LONG BEACH — Jane Fleming bent down to rub some leaves from one of her short sage plants, leaving a mint-like scent on her fingers.
"Just smell that. In the morning and at night, with the dew, there's just a beautiful, beautiful aroma," Fleming said of the small garden surrounding her Belmont Shore home.
Fleming's garden is healthy and green and aromatic. Her plants have thrived despite the fact that the last time she watered them was on Labor Day, and the next time she waters will be June of 1990.
The Long Beach resident has a "xeriscape," an increasingly popular type of garden that combines various landscaping principles aimed at conserving water.
In Greek, the word xeros means dry. But that does not translate to a bunch of cacti, tumbleweeds and rocks, xeriscape enthusiasts quickly point out.
In Fleming's garden, for example, there are drought-resistant plants with red, purple and blue flowers that need only occasional watering and are more suitable to the desert-like climate of Southern California.
It is a concept that is catching on in cities such as Los Angeles and Santa Monica, where officials adopted xeriscape ordinances last year, and in Irvine and other parts of southern Orange County, where new developments feature better irrigation methods, mulches and plants that need less water.
But in places such as Long Beach, city officials do little to educate people about the option of xeriscapes.
"Some cities have done nothing at all," said Phil Hitchcock of the Metropolitan Water District of Southern California. "Long Beach, for example, has no requirements that I'm aware of. I was not able to find anything for Anaheim and Fullerton, either. (Such cities) encourage low-water use plants, but it's more lip service than a requirement."
Steve Ehren of the Long Beach Water Department acknowledged that "it's something we could do more of."
"I don't want to say that Long Beach is not doing anything," said Ehren, the department's safety and training officer. He noted that the city has an emergency water conservation plan that would go into effect in the event of a drought, and officials have also promoted water conservation in restaurants and through garden shows. In addition, the city has a xeriscape garden around its own Water Department building at 1800 E. Wardlow Road.
But it was not through the city that Fleming heard of xeriscapes. Earlier this year, the retired schoolteacher received a visit--and a lesson in water conservation--from John Griffith, a former student who is now a wildlife biologist.
"It makes absolutely no sense to plant anything that was not there to begin with," Griffith said from his home in Michigan. "Everything that happens in her native garden will keep everything under control." For example, fleas, ants and snails will stay away because they don't like to eat native California plants, Griffith explained.
"If you have native plants, which are the pyramid of wildlife, you'll attract native animals, like butterflies and lizards and hummingbirds," Griffith said.
The idea of a xeriscape is to use landscape designs and plants that fit the natural environment.
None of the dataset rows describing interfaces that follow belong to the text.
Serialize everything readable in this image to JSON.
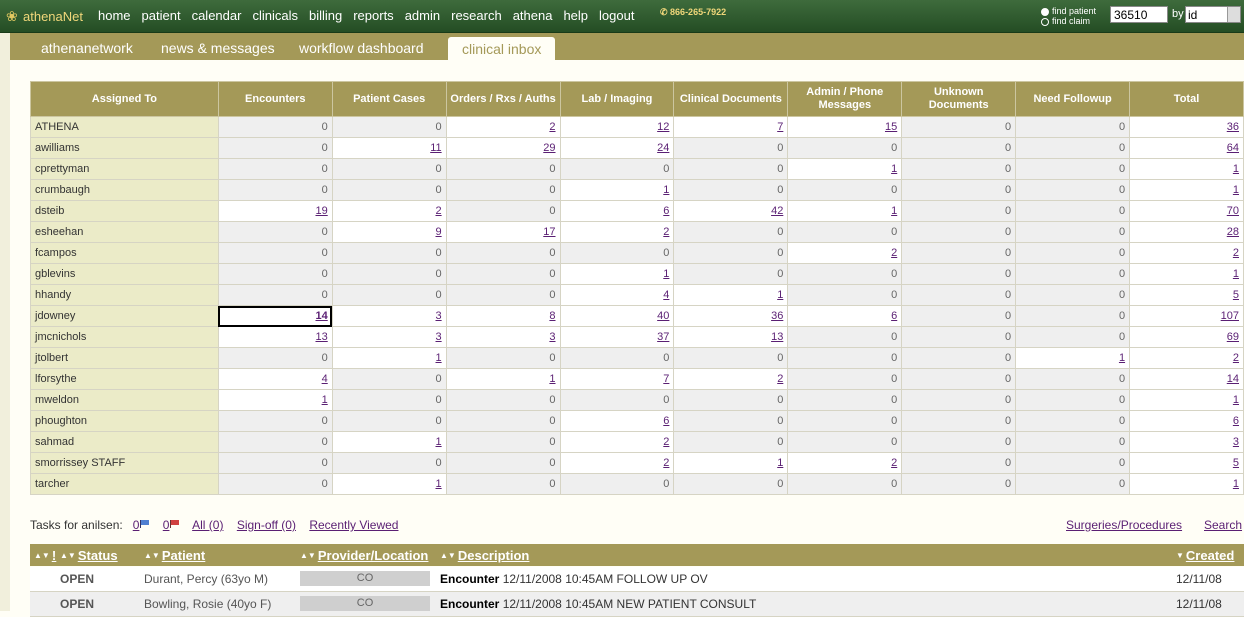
{
  "app": {
    "logo_text": "athenaNet"
  },
  "nav": [
    "home",
    "patient",
    "calendar",
    "clinicals",
    "billing",
    "reports",
    "admin",
    "research",
    "athena",
    "help",
    "logout"
  ],
  "phone": "866-265-7922",
  "finder": {
    "option1": "find patient",
    "option2": "find claim",
    "input_value": "36510",
    "by_label": "by",
    "by_value": "id"
  },
  "tabs": [
    "athenanetwork",
    "news & messages",
    "workflow dashboard",
    "clinical inbox"
  ],
  "inbox": {
    "columns": [
      "Assigned To",
      "Encounters",
      "Patient Cases",
      "Orders / Rxs / Auths",
      "Lab / Imaging",
      "Clinical Documents",
      "Admin / Phone Messages",
      "Unknown Documents",
      "Need Followup",
      "Total"
    ],
    "rows": [
      {
        "name": "ATHENA",
        "values": [
          "0",
          "0",
          "2",
          "12",
          "7",
          "15",
          "0",
          "0",
          "36"
        ]
      },
      {
        "name": "awilliams",
        "values": [
          "0",
          "11",
          "29",
          "24",
          "0",
          "0",
          "0",
          "0",
          "64"
        ]
      },
      {
        "name": "cprettyman",
        "values": [
          "0",
          "0",
          "0",
          "0",
          "0",
          "1",
          "0",
          "0",
          "1"
        ]
      },
      {
        "name": "crumbaugh",
        "values": [
          "0",
          "0",
          "0",
          "1",
          "0",
          "0",
          "0",
          "0",
          "1"
        ]
      },
      {
        "name": "dsteib",
        "values": [
          "19",
          "2",
          "0",
          "6",
          "42",
          "1",
          "0",
          "0",
          "70"
        ]
      },
      {
        "name": "esheehan",
        "values": [
          "0",
          "9",
          "17",
          "2",
          "0",
          "0",
          "0",
          "0",
          "28"
        ]
      },
      {
        "name": "fcampos",
        "values": [
          "0",
          "0",
          "0",
          "0",
          "0",
          "2",
          "0",
          "0",
          "2"
        ]
      },
      {
        "name": "gblevins",
        "values": [
          "0",
          "0",
          "0",
          "1",
          "0",
          "0",
          "0",
          "0",
          "1"
        ]
      },
      {
        "name": "hhandy",
        "values": [
          "0",
          "0",
          "0",
          "4",
          "1",
          "0",
          "0",
          "0",
          "5"
        ]
      },
      {
        "name": "jdowney",
        "values": [
          "14",
          "3",
          "8",
          "40",
          "36",
          "6",
          "0",
          "0",
          "107"
        ]
      },
      {
        "name": "jmcnichols",
        "values": [
          "13",
          "3",
          "3",
          "37",
          "13",
          "0",
          "0",
          "0",
          "69"
        ]
      },
      {
        "name": "jtolbert",
        "values": [
          "0",
          "1",
          "0",
          "0",
          "0",
          "0",
          "0",
          "1",
          "2"
        ]
      },
      {
        "name": "lforsythe",
        "values": [
          "4",
          "0",
          "1",
          "7",
          "2",
          "0",
          "0",
          "0",
          "14"
        ]
      },
      {
        "name": "mweldon",
        "values": [
          "1",
          "0",
          "0",
          "0",
          "0",
          "0",
          "0",
          "0",
          "1"
        ]
      },
      {
        "name": "phoughton",
        "values": [
          "0",
          "0",
          "0",
          "6",
          "0",
          "0",
          "0",
          "0",
          "6"
        ]
      },
      {
        "name": "sahmad",
        "values": [
          "0",
          "1",
          "0",
          "2",
          "0",
          "0",
          "0",
          "0",
          "3"
        ]
      },
      {
        "name": "smorrissey STAFF",
        "values": [
          "0",
          "0",
          "0",
          "2",
          "1",
          "2",
          "0",
          "0",
          "5"
        ]
      },
      {
        "name": "tarcher",
        "values": [
          "0",
          "1",
          "0",
          "0",
          "0",
          "0",
          "0",
          "0",
          "1"
        ]
      }
    ]
  },
  "tasks": {
    "label": "Tasks for anilsen:",
    "blue_count": "0",
    "red_count": "0",
    "all": "All (0)",
    "signoff": "Sign-off (0)",
    "recent": "Recently Viewed",
    "surgeries": "Surgeries/Procedures",
    "search": "Search"
  },
  "list": {
    "headers": {
      "bang": "!",
      "status": "Status",
      "patient": "Patient",
      "provider": "Provider/Location",
      "description": "Description",
      "created": "Created"
    },
    "rows": [
      {
        "status": "OPEN",
        "patient": "Durant, Percy (63yo M)",
        "location": "CO",
        "type": "Encounter",
        "desc": "12/11/2008 10:45AM FOLLOW UP OV",
        "created": "12/11/08"
      },
      {
        "status": "OPEN",
        "patient": "Bowling, Rosie (40yo F)",
        "location": "CO",
        "type": "Encounter",
        "desc": "12/11/2008 10:45AM NEW PATIENT CONSULT",
        "created": "12/11/08"
      }
    ]
  },
  "colors": {
    "header_green": "#244d24",
    "olive": "#a49958",
    "link": "#5a1f73"
  }
}
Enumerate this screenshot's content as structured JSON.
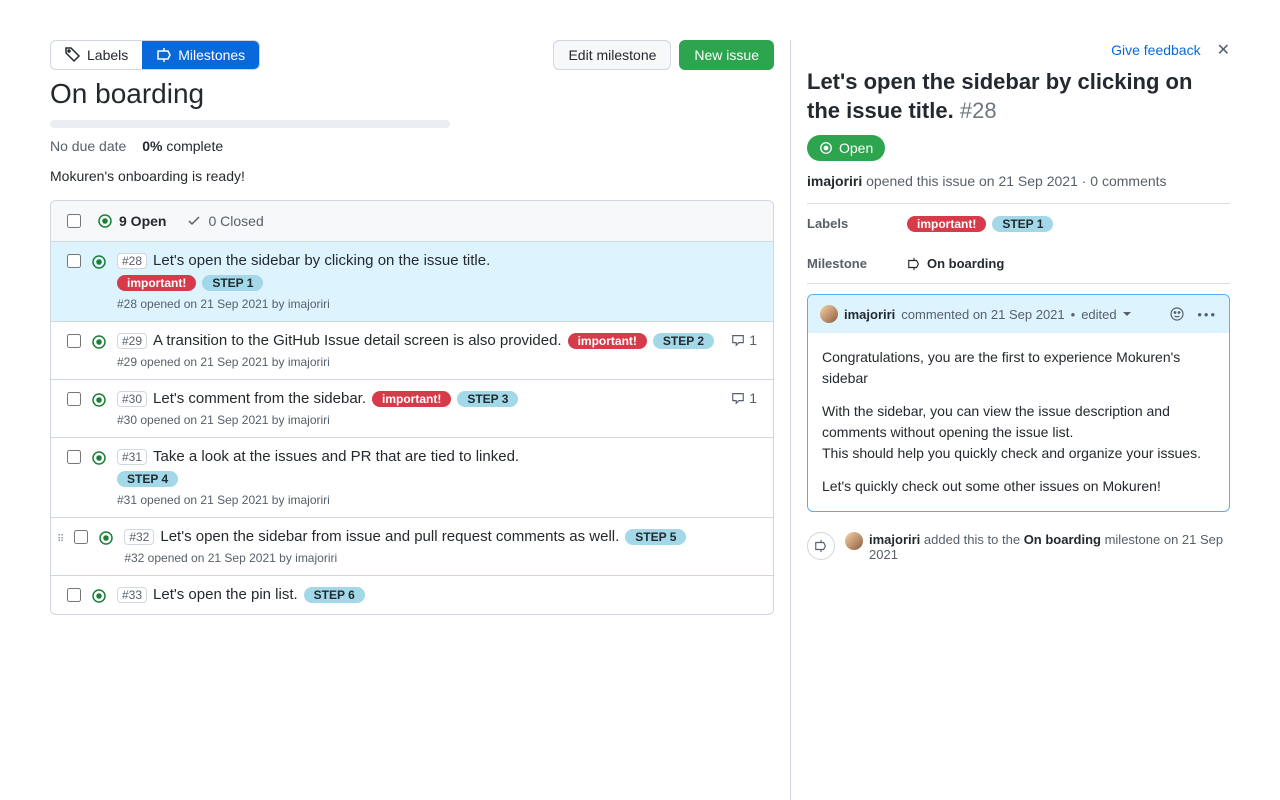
{
  "toolbar": {
    "labels_tab": "Labels",
    "milestones_tab": "Milestones",
    "edit_btn": "Edit milestone",
    "new_btn": "New issue"
  },
  "milestone": {
    "title": "On boarding",
    "due": "No due date",
    "pct_num": "0%",
    "pct_word": "complete",
    "description": "Mokuren's onboarding is ready!"
  },
  "list_header": {
    "open": "9 Open",
    "closed": "0 Closed"
  },
  "issues": [
    {
      "num": "#28",
      "title": "Let's open the sidebar by clicking on the issue title.",
      "labels": [
        {
          "t": "important!",
          "c": "red"
        },
        {
          "t": "STEP 1",
          "c": "blue"
        }
      ],
      "sub": "#28 opened on 21 Sep 2021 by imajoriri",
      "comments": null,
      "selected": true
    },
    {
      "num": "#29",
      "title": "A transition to the GitHub Issue detail screen is also provided.",
      "labels": [
        {
          "t": "important!",
          "c": "red"
        },
        {
          "t": "STEP 2",
          "c": "blue"
        }
      ],
      "sub": "#29 opened on 21 Sep 2021 by imajoriri",
      "comments": "1",
      "inline_labels": true
    },
    {
      "num": "#30",
      "title": "Let's comment from the sidebar.",
      "labels": [
        {
          "t": "important!",
          "c": "red"
        },
        {
          "t": "STEP 3",
          "c": "blue"
        }
      ],
      "sub": "#30 opened on 21 Sep 2021 by imajoriri",
      "comments": "1",
      "inline_labels": true
    },
    {
      "num": "#31",
      "title": "Take a look at the issues and PR that are tied to linked.",
      "labels": [
        {
          "t": "STEP 4",
          "c": "blue"
        }
      ],
      "sub": "#31 opened on 21 Sep 2021 by imajoriri",
      "comments": null
    },
    {
      "num": "#32",
      "title": "Let's open the sidebar from issue and pull request comments as well.",
      "labels": [
        {
          "t": "STEP 5",
          "c": "blue"
        }
      ],
      "sub": "#32 opened on 21 Sep 2021 by imajoriri",
      "comments": null,
      "drag": true,
      "inline_labels": true
    },
    {
      "num": "#33",
      "title": "Let's open the pin list.",
      "labels": [
        {
          "t": "STEP 6",
          "c": "blue"
        }
      ],
      "sub": "",
      "comments": null,
      "inline_labels": true
    }
  ],
  "sidebar": {
    "feedback": "Give feedback",
    "title": "Let's open the sidebar by clicking on the issue title.",
    "num": "#28",
    "state": "Open",
    "meta_author": "imajoriri",
    "meta_rest": "opened this issue on 21 Sep 2021 · 0 comments",
    "labels_key": "Labels",
    "labels": [
      {
        "t": "important!",
        "c": "red"
      },
      {
        "t": "STEP 1",
        "c": "blue"
      }
    ],
    "milestone_key": "Milestone",
    "milestone_val": "On boarding",
    "comment": {
      "author": "imajoriri",
      "meta": "commented on 21 Sep 2021",
      "edited": "edited",
      "p1": "Congratulations, you are the first to experience Mokuren's sidebar",
      "p2a": "With the sidebar, you can view the issue description and comments without opening the issue list.",
      "p2b": "This should help you quickly check and organize your issues.",
      "p3": "Let's quickly check out some other issues on Mokuren!"
    },
    "timeline": {
      "author": "imajoriri",
      "text1": "added this to the",
      "milestone": "On boarding",
      "text2": "milestone on 21 Sep 2021"
    }
  }
}
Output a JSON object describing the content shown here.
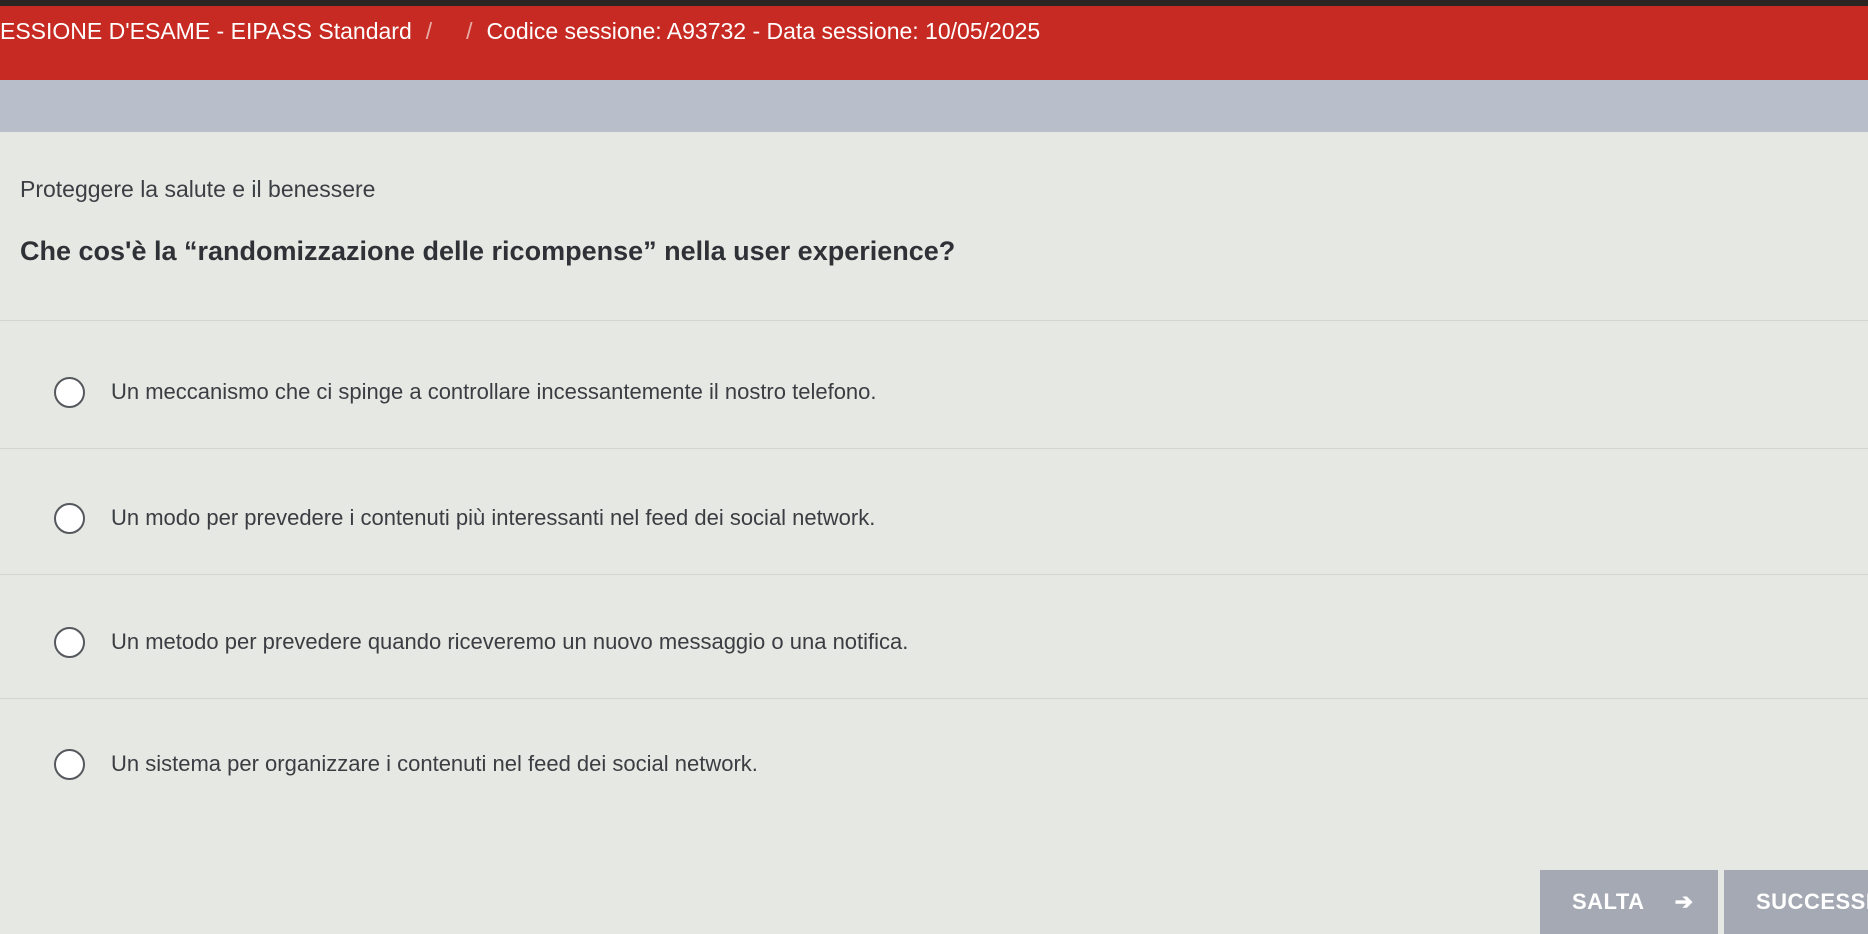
{
  "header": {
    "exam_title": "ESSIONE D'ESAME - EIPASS Standard",
    "separator_1": "/",
    "separator_2": "/",
    "session_info": "Codice sessione: A93732 - Data sessione: 10/05/2025"
  },
  "main": {
    "category": "Proteggere la salute e il benessere",
    "question": "Che cos'è la “randomizzazione delle ricompense” nella user experience?",
    "options": [
      "Un meccanismo che ci spinge a controllare incessantemente il nostro telefono.",
      "Un modo per prevedere i contenuti più interessanti nel feed dei social network.",
      "Un metodo per prevedere quando riceveremo un nuovo messaggio o una notifica.",
      "Un sistema per organizzare i contenuti nel feed dei social network."
    ]
  },
  "footer": {
    "skip_label": "SALTA",
    "skip_icon": "arrow-right-icon",
    "next_label": "SUCCESSI"
  },
  "colors": {
    "header_bg": "#c72a22",
    "subheader_bg": "#b9bfca",
    "content_bg": "#e6e9e3",
    "button_bg": "#a4a9b4"
  }
}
Using mulch, for example, keeps soil moist and reduces watering and evaporation.
The right kind of sprinkler can also make a difference, said Hitchcock, the principal analyst in the water district's conservation management division. A drip or trickle irrigation system using narrow, porous tubes that slowly soaks plants' roots can cut water use by 20% to 50%.
In Southern California, about 50% of the average household's water bill is spent on watering outdoor landscapes.
"Water is a finite source that will become increasingly expensive as we face droughts," said Jim Van Haun, a spokesman for the Orange County Water District. Most of the xeriscape push in Orange County is toward the south, where most of the new development is taking place, Van Haun said.
The Municipal Water District of Orange County, the primary importer of water for the county, has sponsored for the last eight years an annual xeriscape conference, which attracts several hundred landscape architects, contractors, irrigation specialists, gardeners and homeowners, according to a spokeswoman.
In Los Angeles, where city officials adopted a comprehensive ordinance last year in hopes of conserving water, new developments must submit landscaping plans that meet a xeriscape point system, said John Stodder, the environmental affairs adviser to Mayor Tom Bradley.
The city of Santa Monica also adopted a xeriscape ordinance last year affecting new commercial and multifamily construction that includes landscaping. The new law limits lawn area to 20% of the landscaping, urges grouping plants with similar water needs together and calls for the use of water-conserving plants and efficient irrigation systems, said Atossa Soltani, the city's water conservation coordinator.